[Data records for software interfaces]
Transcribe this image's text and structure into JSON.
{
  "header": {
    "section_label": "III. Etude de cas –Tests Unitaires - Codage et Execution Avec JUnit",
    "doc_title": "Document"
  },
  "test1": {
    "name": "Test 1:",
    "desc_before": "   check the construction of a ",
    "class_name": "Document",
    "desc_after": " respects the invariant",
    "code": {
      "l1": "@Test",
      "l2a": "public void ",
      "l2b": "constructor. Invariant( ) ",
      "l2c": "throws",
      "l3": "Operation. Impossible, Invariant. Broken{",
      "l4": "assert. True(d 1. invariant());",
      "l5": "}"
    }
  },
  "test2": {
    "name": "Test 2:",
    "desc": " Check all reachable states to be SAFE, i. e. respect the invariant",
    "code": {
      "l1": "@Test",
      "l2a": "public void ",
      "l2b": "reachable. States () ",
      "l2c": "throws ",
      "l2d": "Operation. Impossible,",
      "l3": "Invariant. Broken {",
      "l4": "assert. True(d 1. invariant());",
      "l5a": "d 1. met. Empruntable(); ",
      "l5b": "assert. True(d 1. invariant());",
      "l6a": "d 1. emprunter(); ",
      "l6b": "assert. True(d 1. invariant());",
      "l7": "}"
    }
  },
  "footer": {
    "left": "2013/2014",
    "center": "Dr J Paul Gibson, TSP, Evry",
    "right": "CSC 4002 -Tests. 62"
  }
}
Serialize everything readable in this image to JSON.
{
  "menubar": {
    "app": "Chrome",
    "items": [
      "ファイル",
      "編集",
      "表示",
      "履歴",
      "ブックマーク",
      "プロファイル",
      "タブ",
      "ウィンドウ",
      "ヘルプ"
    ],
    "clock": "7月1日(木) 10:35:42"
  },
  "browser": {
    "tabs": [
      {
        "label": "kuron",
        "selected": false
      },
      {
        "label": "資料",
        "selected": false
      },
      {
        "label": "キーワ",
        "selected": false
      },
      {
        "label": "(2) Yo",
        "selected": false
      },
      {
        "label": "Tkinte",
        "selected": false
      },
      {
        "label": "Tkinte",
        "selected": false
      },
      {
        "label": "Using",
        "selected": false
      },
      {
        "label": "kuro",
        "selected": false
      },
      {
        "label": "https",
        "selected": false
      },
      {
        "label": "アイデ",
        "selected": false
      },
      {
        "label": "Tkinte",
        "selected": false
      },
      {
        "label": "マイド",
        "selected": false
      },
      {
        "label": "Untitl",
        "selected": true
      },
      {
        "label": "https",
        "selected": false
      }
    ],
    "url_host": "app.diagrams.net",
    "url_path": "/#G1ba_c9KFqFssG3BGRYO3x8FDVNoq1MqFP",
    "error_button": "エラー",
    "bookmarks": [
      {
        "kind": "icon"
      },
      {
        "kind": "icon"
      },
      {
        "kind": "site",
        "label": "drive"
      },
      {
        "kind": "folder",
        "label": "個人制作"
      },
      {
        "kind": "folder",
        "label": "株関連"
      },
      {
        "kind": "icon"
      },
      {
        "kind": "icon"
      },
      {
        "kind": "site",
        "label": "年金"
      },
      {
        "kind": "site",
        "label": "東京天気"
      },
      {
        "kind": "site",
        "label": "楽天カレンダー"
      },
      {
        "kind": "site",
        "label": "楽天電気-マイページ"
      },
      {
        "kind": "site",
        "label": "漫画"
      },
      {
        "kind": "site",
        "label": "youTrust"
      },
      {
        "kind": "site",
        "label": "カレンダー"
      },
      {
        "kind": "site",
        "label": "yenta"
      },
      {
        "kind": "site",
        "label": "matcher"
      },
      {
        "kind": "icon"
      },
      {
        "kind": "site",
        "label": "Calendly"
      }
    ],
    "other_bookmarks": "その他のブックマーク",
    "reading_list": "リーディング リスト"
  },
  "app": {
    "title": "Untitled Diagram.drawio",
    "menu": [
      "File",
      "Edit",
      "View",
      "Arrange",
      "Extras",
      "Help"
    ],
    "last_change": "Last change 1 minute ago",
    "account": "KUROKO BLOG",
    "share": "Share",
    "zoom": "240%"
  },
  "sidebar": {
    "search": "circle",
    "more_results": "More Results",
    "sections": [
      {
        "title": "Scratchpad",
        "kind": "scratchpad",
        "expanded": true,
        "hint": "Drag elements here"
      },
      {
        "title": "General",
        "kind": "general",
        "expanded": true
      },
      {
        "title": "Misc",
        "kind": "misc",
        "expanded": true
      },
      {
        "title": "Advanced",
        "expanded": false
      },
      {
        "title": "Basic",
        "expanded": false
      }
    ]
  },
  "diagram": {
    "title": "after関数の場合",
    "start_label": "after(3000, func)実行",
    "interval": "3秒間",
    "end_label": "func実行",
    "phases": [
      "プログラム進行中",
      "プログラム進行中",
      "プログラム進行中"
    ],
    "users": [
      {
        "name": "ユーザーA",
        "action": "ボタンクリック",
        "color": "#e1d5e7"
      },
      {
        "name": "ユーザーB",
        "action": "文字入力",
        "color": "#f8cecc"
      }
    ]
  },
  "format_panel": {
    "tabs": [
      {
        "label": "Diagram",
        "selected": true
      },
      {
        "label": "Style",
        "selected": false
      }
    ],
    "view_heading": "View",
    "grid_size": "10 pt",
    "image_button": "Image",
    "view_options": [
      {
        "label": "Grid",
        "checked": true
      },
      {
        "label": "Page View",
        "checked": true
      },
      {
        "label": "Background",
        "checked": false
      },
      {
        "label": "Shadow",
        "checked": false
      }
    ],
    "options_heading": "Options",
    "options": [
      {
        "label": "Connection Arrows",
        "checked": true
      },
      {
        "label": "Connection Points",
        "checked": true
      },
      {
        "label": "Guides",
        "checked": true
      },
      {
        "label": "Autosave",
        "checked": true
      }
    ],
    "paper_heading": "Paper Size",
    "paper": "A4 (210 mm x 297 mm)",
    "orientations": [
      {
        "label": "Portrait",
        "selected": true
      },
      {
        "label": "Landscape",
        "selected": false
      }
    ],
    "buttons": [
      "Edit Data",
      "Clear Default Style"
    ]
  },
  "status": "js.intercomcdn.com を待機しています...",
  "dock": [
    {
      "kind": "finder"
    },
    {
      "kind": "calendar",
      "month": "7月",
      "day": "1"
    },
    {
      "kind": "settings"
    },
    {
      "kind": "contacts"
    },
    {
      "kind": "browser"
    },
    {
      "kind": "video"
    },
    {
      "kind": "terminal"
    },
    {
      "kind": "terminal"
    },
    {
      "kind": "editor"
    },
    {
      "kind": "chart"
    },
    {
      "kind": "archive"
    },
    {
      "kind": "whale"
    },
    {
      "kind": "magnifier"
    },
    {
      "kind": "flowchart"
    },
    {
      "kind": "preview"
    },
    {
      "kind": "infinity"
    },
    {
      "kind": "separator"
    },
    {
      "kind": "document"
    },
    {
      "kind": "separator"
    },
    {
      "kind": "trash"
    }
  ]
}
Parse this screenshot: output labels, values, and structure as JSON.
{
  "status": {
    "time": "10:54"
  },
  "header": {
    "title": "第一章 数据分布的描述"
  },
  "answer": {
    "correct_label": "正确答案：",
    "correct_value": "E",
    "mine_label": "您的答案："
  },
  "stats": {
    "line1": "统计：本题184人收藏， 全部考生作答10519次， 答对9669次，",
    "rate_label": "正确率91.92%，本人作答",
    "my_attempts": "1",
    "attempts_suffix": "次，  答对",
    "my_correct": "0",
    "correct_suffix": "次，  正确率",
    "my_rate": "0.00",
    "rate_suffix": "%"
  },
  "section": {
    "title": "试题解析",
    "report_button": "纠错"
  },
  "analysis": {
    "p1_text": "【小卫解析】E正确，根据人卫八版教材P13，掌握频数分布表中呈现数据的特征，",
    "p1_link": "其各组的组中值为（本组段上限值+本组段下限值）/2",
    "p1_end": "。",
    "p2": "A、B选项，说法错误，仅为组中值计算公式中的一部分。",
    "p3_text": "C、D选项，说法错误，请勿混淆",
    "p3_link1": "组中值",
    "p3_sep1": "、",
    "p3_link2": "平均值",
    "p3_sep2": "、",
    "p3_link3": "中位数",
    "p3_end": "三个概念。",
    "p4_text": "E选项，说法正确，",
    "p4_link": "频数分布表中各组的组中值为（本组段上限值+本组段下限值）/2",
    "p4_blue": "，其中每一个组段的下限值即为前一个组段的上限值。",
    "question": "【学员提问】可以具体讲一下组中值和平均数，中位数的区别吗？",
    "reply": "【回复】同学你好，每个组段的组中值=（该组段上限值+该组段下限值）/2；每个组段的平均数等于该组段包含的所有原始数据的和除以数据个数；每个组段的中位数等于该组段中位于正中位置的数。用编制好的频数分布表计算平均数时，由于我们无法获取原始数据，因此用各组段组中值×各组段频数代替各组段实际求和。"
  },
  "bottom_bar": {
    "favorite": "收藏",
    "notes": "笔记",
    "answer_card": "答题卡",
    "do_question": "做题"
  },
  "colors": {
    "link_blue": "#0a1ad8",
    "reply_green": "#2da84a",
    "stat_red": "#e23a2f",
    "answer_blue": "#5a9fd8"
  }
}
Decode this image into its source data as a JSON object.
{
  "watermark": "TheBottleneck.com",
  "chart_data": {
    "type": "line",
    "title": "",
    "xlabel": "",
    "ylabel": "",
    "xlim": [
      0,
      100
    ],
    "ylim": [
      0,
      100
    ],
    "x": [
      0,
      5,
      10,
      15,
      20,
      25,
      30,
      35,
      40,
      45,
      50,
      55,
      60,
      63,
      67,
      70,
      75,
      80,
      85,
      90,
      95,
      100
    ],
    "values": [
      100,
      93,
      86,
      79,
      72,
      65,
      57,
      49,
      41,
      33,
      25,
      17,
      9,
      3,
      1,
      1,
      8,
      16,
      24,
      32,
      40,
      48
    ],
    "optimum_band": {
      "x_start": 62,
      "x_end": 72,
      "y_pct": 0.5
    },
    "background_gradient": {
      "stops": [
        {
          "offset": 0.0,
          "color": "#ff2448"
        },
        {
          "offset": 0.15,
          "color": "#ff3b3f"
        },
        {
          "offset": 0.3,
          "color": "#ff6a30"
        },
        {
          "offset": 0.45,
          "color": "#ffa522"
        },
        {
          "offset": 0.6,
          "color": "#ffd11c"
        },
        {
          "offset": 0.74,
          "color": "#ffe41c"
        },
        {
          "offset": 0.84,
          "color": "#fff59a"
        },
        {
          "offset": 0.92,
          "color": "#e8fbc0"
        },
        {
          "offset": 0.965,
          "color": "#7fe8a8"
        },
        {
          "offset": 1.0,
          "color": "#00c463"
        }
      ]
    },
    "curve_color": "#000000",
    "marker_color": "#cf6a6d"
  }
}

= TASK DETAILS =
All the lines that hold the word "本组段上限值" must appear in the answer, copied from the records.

= EXERCISE ANSWER =
    "p1_link": "其各组的组中值为（本组段上限值+本组段下限值）/2",
    "p4_link": "频数分布表中各组的组中值为（本组段上限值+本组段下限值）/2",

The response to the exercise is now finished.